(EXCERPTED RECORDS)
►

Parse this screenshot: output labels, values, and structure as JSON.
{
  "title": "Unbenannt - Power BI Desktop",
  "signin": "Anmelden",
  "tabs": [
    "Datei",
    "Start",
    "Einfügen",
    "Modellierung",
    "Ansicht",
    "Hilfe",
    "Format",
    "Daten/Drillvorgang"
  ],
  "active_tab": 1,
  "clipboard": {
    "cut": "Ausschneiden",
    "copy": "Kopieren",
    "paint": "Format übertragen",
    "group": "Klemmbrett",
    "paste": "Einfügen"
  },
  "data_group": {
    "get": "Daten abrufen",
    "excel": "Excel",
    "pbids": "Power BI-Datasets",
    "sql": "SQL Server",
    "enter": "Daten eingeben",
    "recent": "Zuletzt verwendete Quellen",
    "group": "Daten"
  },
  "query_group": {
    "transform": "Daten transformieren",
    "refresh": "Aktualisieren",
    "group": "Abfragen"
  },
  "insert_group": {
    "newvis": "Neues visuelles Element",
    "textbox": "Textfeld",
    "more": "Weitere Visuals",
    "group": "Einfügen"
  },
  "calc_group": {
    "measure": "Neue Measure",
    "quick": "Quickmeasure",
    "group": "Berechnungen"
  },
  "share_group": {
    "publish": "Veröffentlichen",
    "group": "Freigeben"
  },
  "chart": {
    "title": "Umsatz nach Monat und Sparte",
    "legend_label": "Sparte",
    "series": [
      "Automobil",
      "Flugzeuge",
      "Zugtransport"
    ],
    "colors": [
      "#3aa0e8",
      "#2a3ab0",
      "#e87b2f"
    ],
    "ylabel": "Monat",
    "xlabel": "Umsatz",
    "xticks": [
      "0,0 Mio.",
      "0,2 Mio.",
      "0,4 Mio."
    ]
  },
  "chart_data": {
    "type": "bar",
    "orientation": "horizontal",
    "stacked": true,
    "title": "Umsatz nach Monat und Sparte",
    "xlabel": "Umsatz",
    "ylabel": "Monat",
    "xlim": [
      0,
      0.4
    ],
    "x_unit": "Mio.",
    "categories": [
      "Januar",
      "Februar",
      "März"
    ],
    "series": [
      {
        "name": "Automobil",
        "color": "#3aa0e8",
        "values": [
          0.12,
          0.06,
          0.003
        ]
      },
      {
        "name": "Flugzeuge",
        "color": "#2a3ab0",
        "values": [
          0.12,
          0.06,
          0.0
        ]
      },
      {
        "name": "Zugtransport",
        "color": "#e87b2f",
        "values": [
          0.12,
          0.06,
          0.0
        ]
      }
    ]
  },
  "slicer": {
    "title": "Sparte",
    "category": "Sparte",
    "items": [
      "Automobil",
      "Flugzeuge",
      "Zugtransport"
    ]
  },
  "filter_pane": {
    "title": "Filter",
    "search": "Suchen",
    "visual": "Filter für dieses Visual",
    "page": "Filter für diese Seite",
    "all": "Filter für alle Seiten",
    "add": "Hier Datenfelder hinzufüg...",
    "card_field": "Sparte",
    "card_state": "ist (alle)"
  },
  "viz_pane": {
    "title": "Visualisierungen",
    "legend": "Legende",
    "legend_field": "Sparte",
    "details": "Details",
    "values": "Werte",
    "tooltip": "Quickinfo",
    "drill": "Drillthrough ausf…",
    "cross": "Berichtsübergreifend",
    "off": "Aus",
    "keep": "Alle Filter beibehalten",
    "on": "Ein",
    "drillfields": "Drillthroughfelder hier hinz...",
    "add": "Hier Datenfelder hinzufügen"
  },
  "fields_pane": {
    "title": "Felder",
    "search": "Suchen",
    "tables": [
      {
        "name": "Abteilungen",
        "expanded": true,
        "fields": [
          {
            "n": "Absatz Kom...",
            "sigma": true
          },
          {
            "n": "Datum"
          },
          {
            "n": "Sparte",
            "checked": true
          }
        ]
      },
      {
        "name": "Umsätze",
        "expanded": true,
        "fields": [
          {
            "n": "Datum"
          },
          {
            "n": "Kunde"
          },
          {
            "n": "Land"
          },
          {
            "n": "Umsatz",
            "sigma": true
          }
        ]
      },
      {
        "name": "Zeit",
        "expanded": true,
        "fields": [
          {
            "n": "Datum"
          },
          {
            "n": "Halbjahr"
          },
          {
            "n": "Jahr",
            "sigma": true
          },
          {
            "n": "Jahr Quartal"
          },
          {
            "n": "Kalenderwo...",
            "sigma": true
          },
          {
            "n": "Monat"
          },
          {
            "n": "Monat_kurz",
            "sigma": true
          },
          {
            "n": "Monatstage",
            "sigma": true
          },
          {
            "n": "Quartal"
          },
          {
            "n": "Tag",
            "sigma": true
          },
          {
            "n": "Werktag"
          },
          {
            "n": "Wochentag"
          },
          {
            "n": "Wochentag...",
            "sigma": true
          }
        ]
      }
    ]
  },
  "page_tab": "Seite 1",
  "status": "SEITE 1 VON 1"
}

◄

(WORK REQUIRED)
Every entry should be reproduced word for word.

(ANSWER SPACE)
Parse this screenshot: output labels, values, and structure as JSON.
{
  "title": "Unbenannt - Power BI Desktop",
  "signin": "Anmelden",
  "tabs": [
    "Datei",
    "Start",
    "Einfügen",
    "Modellierung",
    "Ansicht",
    "Hilfe",
    "Format",
    "Daten/Drillvorgang"
  ],
  "active_tab": 1,
  "clipboard": {
    "cut": "Ausschneiden",
    "copy": "Kopieren",
    "paint": "Format übertragen",
    "group": "Klemmbrett",
    "paste": "Einfügen"
  },
  "data_group": {
    "get": "Daten abrufen",
    "excel": "Excel",
    "pbids": "Power BI-Datasets",
    "sql": "SQL Server",
    "enter": "Daten eingeben",
    "recent": "Zuletzt verwendete Quellen",
    "group": "Daten"
  },
  "query_group": {
    "transform": "Daten transformieren",
    "refresh": "Aktualisieren",
    "group": "Abfragen"
  },
  "insert_group": {
    "newvis": "Neues visuelles Element",
    "textbox": "Textfeld",
    "more": "Weitere Visuals",
    "group": "Einfügen"
  },
  "calc_group": {
    "measure": "Neue Measure",
    "quick": "Quickmeasure",
    "group": "Berechnungen"
  },
  "share_group": {
    "publish": "Veröffentlichen",
    "group": "Freigeben"
  },
  "chart": {
    "title": "Umsatz nach Monat und Sparte",
    "legend_label": "Sparte",
    "series": [
      "Automobil",
      "Flugzeuge",
      "Zugtransport"
    ],
    "colors": [
      "#3aa0e8",
      "#2a3ab0",
      "#e87b2f"
    ],
    "ylabel": "Monat",
    "xlabel": "Umsatz",
    "xticks": [
      "0,0 Mio.",
      "0,2 Mio.",
      "0,4 Mio."
    ]
  },
  "chart_data": {
    "type": "bar",
    "orientation": "horizontal",
    "stacked": true,
    "title": "Umsatz nach Monat und Sparte",
    "xlabel": "Umsatz",
    "ylabel": "Monat",
    "xlim": [
      0,
      0.4
    ],
    "x_unit": "Mio.",
    "categories": [
      "Januar",
      "Februar",
      "März"
    ],
    "series": [
      {
        "name": "Automobil",
        "color": "#3aa0e8",
        "values": [
          0.12,
          0.06,
          0.003
        ]
      },
      {
        "name": "Flugzeuge",
        "color": "#2a3ab0",
        "values": [
          0.12,
          0.06,
          0.0
        ]
      },
      {
        "name": "Zugtransport",
        "color": "#e87b2f",
        "values": [
          0.12,
          0.06,
          0.0
        ]
      }
    ]
  },
  "slicer": {
    "title": "Sparte",
    "category": "Sparte",
    "items": [
      "Automobil",
      "Flugzeuge",
      "Zugtransport"
    ]
  },
  "filter_pane": {
    "title": "Filter",
    "search": "Suchen",
    "visual": "Filter für dieses Visual",
    "page": "Filter für diese Seite",
    "all": "Filter für alle Seiten",
    "add": "Hier Datenfelder hinzufüg...",
    "card_field": "Sparte",
    "card_state": "ist (alle)"
  },
  "viz_pane": {
    "title": "Visualisierungen",
    "legend": "Legende",
    "legend_field": "Sparte",
    "details": "Details",
    "values": "Werte",
    "tooltip": "Quickinfo",
    "drill": "Drillthrough ausf…",
    "cross": "Berichtsübergreifend",
    "off": "Aus",
    "keep": "Alle Filter beibehalten",
    "on": "Ein",
    "drillfields": "Drillthroughfelder hier hinz...",
    "add": "Hier Datenfelder hinzufügen"
  },
  "fields_pane": {
    "title": "Felder",
    "search": "Suchen",
    "tables": [
      {
        "name": "Abteilungen",
        "expanded": true,
        "fields": [
          {
            "n": "Absatz Kom...",
            "sigma": true
          },
          {
            "n": "Datum"
          },
          {
            "n": "Sparte",
            "checked": true
          }
        ]
      },
      {
        "name": "Umsätze",
        "expanded": true,
        "fields": [
          {
            "n": "Datum"
          },
          {
            "n": "Kunde"
          },
          {
            "n": "Land"
          },
          {
            "n": "Umsatz",
            "sigma": true
          }
        ]
      },
      {
        "name": "Zeit",
        "expanded": true,
        "fields": [
          {
            "n": "Datum"
          },
          {
            "n": "Halbjahr"
          },
          {
            "n": "Jahr",
            "sigma": true
          },
          {
            "n": "Jahr Quartal"
          },
          {
            "n": "Kalenderwo...",
            "sigma": true
          },
          {
            "n": "Monat"
          },
          {
            "n": "Monat_kurz",
            "sigma": true
          },
          {
            "n": "Monatstage",
            "sigma": true
          },
          {
            "n": "Quartal"
          },
          {
            "n": "Tag",
            "sigma": true
          },
          {
            "n": "Werktag"
          },
          {
            "n": "Wochentag"
          },
          {
            "n": "Wochentag...",
            "sigma": true
          }
        ]
      }
    ]
  },
  "page_tab": "Seite 1",
  "status": "SEITE 1 VON 1"
}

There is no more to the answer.